Oregon Invasive Species Council.
In 2010, Oregon, Washington, and Idaho launched a tri-state outreach campaign to inform the public about the dangers of moving firewood to Pacific Northwest forests. The campaign, funded by the United States Department of Agriculture, closely followed the messaging of the national Don't Move Firewood campaign, which recommends buy firewood that was cut locally, preferably within the county or region of where it will be burned. The tri-state outreach campaign, Buy It Where You Burn It, encouraged good campfire practices with branded posters, billboards, and playing cards located at rest stops and state parks.
Washington State Recreation and Conservation Office. Washington Invasive Species Council.
Louisiana Sea Grant.
South Dakota Game, Fish and Parks.
Washington Invasive Species Council.
Prevention and early detection of invasive species depends upon the help of the public, industry partners, and policymakers. The council has helped developed tools and regional messaging that have successfully raised public awareness about invasive species, their impacts on native ecosystems, and the steps people can take to prevent the spread of invasive species. Campaigns include:
- Buy it Where you Burn it
- Clean, Drain, Dry
- Don’t Let it Loose
- Don’t Pack a Pest
- Play, Clean, Go
- Squeal on Pigs!
Oregon Sea Grant.
WISE offers teacher trainings, a STEM (Science, Technology, Engineering and Math) Based curriculum, and on-going teacher engagement in a community for learning and teaching about emerging watershed issues.

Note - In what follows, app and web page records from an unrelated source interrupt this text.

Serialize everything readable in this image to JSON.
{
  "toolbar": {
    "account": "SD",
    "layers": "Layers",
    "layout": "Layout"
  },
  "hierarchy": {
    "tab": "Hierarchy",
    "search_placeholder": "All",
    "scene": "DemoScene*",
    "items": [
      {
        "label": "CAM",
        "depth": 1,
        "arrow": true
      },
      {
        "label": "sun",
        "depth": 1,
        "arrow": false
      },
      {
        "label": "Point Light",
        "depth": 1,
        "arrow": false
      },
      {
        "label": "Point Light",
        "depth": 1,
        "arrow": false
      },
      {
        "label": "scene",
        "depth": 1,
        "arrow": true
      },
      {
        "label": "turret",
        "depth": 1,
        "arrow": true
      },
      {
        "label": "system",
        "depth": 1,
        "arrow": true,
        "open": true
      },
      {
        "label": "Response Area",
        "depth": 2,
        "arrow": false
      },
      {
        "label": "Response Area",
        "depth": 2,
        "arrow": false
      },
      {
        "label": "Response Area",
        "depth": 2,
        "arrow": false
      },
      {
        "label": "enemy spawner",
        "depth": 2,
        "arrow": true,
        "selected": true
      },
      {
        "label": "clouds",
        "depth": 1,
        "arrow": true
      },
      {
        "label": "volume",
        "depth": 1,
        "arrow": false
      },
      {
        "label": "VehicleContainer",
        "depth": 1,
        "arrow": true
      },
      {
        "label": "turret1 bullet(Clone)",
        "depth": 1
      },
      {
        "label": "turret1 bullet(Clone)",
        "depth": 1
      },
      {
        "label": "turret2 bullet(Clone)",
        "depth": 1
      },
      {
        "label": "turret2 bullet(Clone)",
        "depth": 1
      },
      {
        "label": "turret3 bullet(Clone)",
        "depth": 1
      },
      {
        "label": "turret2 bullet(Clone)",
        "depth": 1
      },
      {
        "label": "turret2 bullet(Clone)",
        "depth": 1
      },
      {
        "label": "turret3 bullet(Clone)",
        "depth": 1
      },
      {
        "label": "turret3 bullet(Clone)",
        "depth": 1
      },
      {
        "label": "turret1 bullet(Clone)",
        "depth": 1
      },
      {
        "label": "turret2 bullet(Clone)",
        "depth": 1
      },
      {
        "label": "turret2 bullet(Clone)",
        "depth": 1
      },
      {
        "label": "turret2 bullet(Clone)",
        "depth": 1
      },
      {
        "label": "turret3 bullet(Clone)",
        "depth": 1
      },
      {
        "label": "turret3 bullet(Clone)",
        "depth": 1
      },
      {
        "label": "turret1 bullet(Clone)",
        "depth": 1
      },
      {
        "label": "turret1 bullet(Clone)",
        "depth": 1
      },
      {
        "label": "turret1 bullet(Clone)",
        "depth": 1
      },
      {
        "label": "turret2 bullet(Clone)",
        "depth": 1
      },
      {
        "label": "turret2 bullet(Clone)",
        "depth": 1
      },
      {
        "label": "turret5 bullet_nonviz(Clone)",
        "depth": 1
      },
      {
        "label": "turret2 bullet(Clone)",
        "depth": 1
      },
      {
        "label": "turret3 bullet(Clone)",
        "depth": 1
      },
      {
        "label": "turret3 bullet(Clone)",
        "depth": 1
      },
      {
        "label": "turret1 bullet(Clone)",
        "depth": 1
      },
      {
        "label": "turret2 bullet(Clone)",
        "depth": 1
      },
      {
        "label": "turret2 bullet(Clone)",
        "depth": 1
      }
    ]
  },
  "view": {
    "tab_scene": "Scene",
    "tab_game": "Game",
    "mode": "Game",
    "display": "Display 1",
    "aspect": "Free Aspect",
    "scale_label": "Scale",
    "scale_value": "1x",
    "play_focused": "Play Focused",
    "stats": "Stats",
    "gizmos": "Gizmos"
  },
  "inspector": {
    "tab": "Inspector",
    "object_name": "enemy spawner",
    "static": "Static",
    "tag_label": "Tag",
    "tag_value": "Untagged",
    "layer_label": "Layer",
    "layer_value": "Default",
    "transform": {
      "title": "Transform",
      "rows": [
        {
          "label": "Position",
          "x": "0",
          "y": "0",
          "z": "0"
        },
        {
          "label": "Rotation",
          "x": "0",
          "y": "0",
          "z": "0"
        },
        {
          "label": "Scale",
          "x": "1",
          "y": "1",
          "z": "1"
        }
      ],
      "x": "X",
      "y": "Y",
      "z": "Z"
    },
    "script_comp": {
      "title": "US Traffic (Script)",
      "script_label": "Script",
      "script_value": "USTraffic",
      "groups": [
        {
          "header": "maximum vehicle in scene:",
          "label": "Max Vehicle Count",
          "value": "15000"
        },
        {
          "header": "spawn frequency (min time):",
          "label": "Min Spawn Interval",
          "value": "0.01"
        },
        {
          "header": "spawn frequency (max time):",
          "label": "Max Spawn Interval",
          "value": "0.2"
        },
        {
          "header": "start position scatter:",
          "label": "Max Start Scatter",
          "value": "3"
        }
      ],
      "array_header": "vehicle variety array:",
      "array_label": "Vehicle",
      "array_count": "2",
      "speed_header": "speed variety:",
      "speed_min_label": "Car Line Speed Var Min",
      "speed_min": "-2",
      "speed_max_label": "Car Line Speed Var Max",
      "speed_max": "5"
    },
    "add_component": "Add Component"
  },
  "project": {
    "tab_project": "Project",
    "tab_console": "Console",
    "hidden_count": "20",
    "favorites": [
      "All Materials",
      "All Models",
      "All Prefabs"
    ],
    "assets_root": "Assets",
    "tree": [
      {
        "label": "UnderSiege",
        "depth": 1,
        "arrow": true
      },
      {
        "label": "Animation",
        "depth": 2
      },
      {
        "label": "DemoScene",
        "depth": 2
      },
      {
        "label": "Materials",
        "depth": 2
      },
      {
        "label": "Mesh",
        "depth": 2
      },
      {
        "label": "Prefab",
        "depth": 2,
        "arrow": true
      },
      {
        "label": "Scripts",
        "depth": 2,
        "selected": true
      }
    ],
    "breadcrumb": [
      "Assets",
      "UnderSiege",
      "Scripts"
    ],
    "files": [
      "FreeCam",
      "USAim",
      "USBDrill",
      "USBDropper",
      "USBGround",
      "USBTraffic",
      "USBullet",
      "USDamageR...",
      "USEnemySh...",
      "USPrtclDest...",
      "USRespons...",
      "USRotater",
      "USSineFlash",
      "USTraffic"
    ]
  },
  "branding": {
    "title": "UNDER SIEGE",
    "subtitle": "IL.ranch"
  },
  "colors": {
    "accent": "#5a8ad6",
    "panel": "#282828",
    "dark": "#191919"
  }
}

Since launched started in 2007, the program has trained more than 70 teachers, reaching more than 4,500 students who have completed more than 50 stewardship projects.